We all have our moments. Times when we:
- wonder whether we’re the oddest one in the room.
- worry people will find out just how weird we are, then turn and run. Fast.
- wish we could be like [insert name of friend we think is perfect here].
- want to hide our differences so they don’t make waves with others.
If we didn’t all secretly think we were oddballs or misfits, movies like Frozen or Pitch Perfect wouldn’t resonate like they do. And I wouldn’t have written a whole book about it.
Cindi Ferrini, a delightful speaker, writer and new friend, shares one of her “weirdnesses,” and how she’s learning to love herself and others intentionally through it. As another who gets the whole “downplay your strengths/quirks so people don’t feel bad” concept, I appreciate her story, and know you will too.
I’m weird and I’ll admit it. I love to go “all out” decorating a table for company. I love using my finest china, silver, and making the napkins into fun objects! I’ll use fun plates and even paper plates on occasion, but I love making the time together with family and friends very special. I even try to make a special (often trying a first time recipe) meal. I enjoy it when my guests say they look forward to the surprise “question” that will be asked of them on the underside of their nameplate.
But I’ve also found that because God gave me the gift of hospitality and because I enjoy making things special, others have not always embraced that of me. Some have said, “I won’t ever have you to MY house.

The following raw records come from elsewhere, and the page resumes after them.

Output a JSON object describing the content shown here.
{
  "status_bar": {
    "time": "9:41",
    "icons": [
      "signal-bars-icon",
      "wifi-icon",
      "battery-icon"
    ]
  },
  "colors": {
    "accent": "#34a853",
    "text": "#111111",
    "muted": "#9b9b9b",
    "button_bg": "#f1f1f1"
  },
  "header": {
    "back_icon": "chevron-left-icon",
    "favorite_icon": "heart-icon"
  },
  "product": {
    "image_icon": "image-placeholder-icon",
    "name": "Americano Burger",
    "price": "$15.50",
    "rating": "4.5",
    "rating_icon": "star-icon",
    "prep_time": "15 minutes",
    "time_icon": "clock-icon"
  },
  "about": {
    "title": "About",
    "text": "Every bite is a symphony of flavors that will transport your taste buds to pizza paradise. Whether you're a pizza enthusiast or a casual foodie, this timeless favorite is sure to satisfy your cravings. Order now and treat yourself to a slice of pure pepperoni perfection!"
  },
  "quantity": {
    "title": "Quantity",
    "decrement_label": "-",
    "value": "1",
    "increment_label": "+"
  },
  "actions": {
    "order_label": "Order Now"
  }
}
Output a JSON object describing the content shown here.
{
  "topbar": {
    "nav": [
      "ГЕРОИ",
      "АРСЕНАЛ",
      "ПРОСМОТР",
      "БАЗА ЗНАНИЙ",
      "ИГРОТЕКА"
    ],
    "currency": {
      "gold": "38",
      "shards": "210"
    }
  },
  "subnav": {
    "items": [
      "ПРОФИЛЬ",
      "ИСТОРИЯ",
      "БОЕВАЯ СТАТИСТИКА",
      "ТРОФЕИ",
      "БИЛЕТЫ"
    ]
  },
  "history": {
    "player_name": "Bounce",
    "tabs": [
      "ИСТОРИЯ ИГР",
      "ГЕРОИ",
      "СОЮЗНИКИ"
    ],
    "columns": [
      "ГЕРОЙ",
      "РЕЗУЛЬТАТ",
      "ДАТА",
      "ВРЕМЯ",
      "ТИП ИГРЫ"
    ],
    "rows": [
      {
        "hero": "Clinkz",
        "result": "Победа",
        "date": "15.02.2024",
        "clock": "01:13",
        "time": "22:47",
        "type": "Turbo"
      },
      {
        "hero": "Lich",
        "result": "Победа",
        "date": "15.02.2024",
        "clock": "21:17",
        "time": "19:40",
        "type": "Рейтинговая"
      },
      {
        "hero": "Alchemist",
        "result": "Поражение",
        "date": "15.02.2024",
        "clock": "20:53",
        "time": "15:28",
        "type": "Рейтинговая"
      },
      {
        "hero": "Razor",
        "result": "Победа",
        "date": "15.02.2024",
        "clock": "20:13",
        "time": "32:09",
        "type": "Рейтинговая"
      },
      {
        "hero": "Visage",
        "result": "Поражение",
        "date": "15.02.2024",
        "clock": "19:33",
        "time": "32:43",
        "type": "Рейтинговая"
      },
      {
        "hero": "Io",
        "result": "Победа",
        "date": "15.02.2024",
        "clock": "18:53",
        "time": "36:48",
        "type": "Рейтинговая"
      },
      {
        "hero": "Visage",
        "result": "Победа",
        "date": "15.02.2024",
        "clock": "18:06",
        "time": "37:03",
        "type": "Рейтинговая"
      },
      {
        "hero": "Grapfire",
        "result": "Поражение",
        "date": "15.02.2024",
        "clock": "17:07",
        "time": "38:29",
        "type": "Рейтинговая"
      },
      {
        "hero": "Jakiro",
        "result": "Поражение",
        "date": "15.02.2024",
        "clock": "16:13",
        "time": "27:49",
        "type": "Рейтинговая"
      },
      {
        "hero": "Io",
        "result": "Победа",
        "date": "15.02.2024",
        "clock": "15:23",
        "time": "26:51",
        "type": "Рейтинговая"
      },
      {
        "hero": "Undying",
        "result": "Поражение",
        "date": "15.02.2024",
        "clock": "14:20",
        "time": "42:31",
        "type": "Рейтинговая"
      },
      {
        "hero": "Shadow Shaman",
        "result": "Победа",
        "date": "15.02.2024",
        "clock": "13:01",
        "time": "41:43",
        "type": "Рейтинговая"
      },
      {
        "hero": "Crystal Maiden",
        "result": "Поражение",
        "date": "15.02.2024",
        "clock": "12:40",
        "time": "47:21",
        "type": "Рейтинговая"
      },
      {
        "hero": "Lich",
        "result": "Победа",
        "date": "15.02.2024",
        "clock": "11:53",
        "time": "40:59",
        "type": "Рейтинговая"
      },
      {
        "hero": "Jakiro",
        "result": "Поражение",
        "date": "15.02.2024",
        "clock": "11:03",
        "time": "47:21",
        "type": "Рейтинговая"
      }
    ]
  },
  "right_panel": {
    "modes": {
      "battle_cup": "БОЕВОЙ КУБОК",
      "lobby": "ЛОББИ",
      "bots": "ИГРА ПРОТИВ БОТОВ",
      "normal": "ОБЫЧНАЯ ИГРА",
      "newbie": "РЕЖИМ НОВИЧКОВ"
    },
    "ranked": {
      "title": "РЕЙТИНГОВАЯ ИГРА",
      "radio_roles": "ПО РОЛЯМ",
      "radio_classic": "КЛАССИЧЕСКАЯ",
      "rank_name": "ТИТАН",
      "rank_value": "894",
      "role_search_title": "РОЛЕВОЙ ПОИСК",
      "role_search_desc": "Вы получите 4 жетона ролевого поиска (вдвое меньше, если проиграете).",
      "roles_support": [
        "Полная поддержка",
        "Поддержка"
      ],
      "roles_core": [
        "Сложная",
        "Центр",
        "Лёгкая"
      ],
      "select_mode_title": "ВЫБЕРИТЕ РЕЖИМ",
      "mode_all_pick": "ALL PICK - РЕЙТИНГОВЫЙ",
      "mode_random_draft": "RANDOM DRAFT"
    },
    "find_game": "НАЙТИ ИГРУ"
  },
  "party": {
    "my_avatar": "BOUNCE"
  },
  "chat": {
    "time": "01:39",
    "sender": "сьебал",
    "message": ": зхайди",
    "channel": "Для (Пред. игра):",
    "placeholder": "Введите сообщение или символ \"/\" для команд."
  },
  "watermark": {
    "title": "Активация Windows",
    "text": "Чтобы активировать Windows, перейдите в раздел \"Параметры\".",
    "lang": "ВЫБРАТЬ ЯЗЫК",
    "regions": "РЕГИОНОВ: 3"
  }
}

I could never make a table look like this,” or, “I would just have pizza, so I won’t try to impress you at my house.”
The truth is, I don’t do it to impress anyone. I do it to bless. Those who say they wouldn’t invite me over know (because I’ve told them) that I’d enjoy coming to their house for pizza around their coffee table or to sip lemonade on their patio – because it’s more about enjoying their fellowship than anything else.
It’s taken a while, but I’m learning to embrace the gifts God has given and to use them freely. Embracing the way God made you and me is so important to the body of Christ. Learning to embrace the way He made others is of equal value. We fill in each other’s gaps and make things complete. And there is nothing weird about being complete—about being whole. . . together.
What about you? What quirks do you try to hide or quiet down so they don’t make waves with others?
P.S. As this week kicked off the official launch month for my book, Why Your Weirdness Is Wonderful, I popped over to Jolene Philo’s site to share answers to questions like “What quirk of yours inspired the book?” and “How can women embrace their ‘weirdness’ — where do we start?” Come read my answers to those and others, and find out more behind-the-scenes stuff about the book! —> Read that interview here.